Photo/Illutration The Asahi Shimbun

The ruling Liberal Democratic Party will likely lose some seats in the Oct. 31 Lower House election but will still secure a single-party majority in the Diet chamber, according to a weekend survey by The Asahi Shimbun.

The LDP, which had a pre-election strength of 276 seats, is poised to win more than 233 seats in the 465-member Lower House, the survey showed.

The main opposition Constitutional Democratic Party of Japan will likely add to its pre-election strength of 109 seats, but it will not threaten the LDP’s grip on power largely because of the CDP’s failures so far in the proportional representation segment of the election.

It is still possible for the tide to change toward voting day.

Around 40 percent of respondents in the survey did not make their picks clear for single-seat districts, while 30 percent did not specify their preferred party in the proportional representation portion.

The survey was conducted on Oct. 23-24, contacting about 380,000 eligible voters across Japan.

The Asahi analyzed how each party is faring in single-seat constituencies through an online survey and in proportional representation blocs through a telephone poll, in addition to news gathering by reporters.

Up for grabs in the election are 289 seats for electoral districts and 176 seats in the proportional representation segment.

The survey found LDP-backed candidates were leading in 161 electoral districts, and could win close to 190 districts in the end.

The ruling party also appeared solid in the proportional representation portion, and may add four seats to its pre-election strength of 66 in that segment.

The LDP has maintained an absolute stable majority by controlling at least 261 seats in the Lower House since it returned to power in 2012.

Whether the party hits that mark again depends on the outcomes of 74 electoral districts where its candidates are fighting neck-and-neck battles with opposition candidates, according to the survey.

Komeito, a junior partner in the ruling coalition, is poised to maintain its pre-election strength of 29 seats, according to the survey.

The CDP will likely pick up some seats in electoral districts, compared with the current 48, and is in tight races in 65 other districts.

That includes the Saitama No. 5 district, where CDP chief Yukio Edano has found himself in a close contest with his LDP rival.

In the proportional representation portion, the CDP is predicted to lose at least 10 of the 61 seats it held before the election, the survey showed.

Nippon Ishin is gaining momentum and could triple its pre-election strength of 11 seats in total, according to the survey.

Its candidates are leading in 10 electoral districts, many of them in Osaka Prefecture.

As for the proportional representation segment, Nippon Ishin may capture seats in the Tokyo and southern Kanto blocs, beyond its power base in the Kinki region.

The Japanese Communist Party appears set to increase its overall pre-election strength of 12 by gaining more seats in the proportional representation portion.

The Democratic Party for the People will likely keep its eight seats held before the election, the survey showed. DPP candidates have the upper hand in four electoral districts.

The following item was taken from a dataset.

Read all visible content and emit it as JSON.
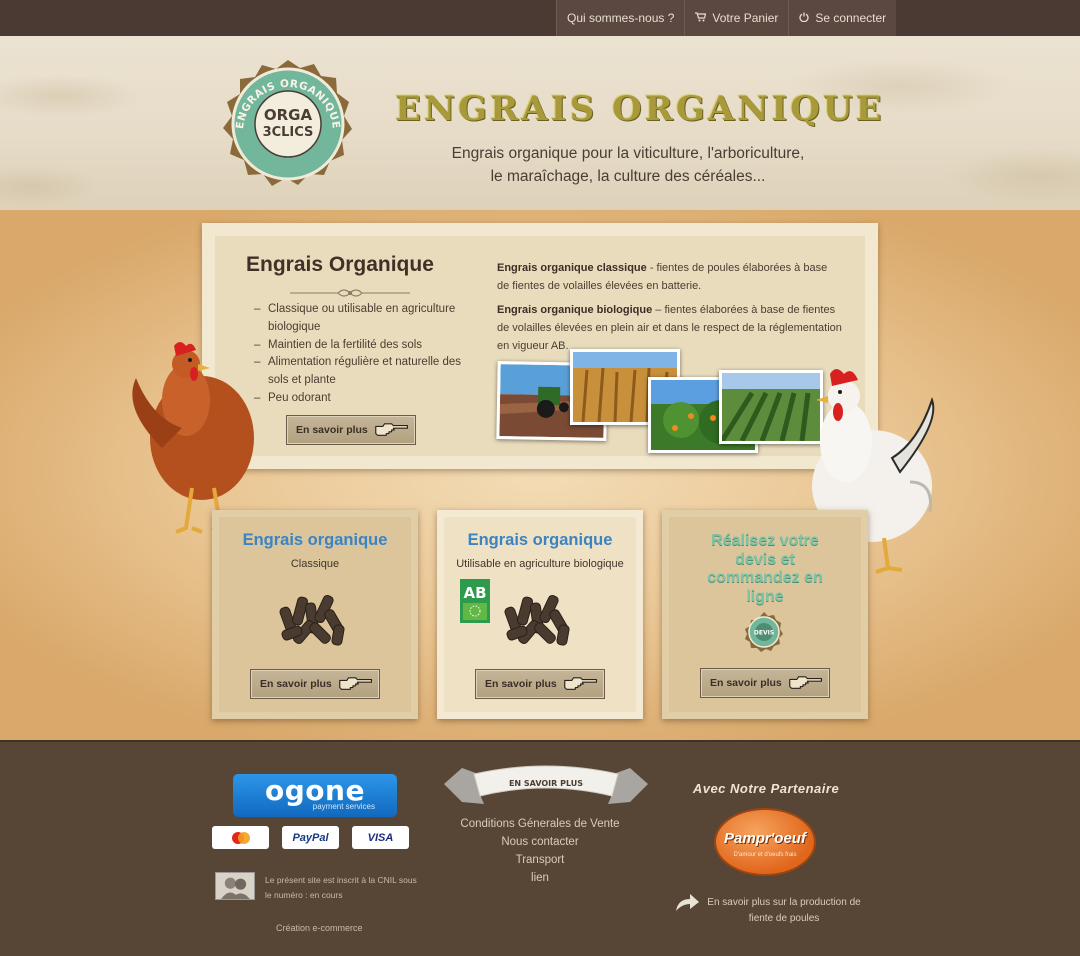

Reiwa Shinsengumi is coming close to capturing a seat in the proportional representation segment in Tokyo, with its leader, Taro Yamamoto, at the top on the party’s candidate list.

The Social Democratic Party’s chances of winning either a single-seat district or a proportional representation seat are fifty-fifty, according to the survey.

N party, which opposes public broadcaster Japan Broadcasting Corp. (NHK), appears highly unlikely to gain a representative in the Diet.

The survey contacted voters through telephone and mobile phone numbers selected at random by computer, and it received 25,595 valid responses.

Four online research companies were commissioned to conduct the online portion of the survey. They received 353,868 valid responses.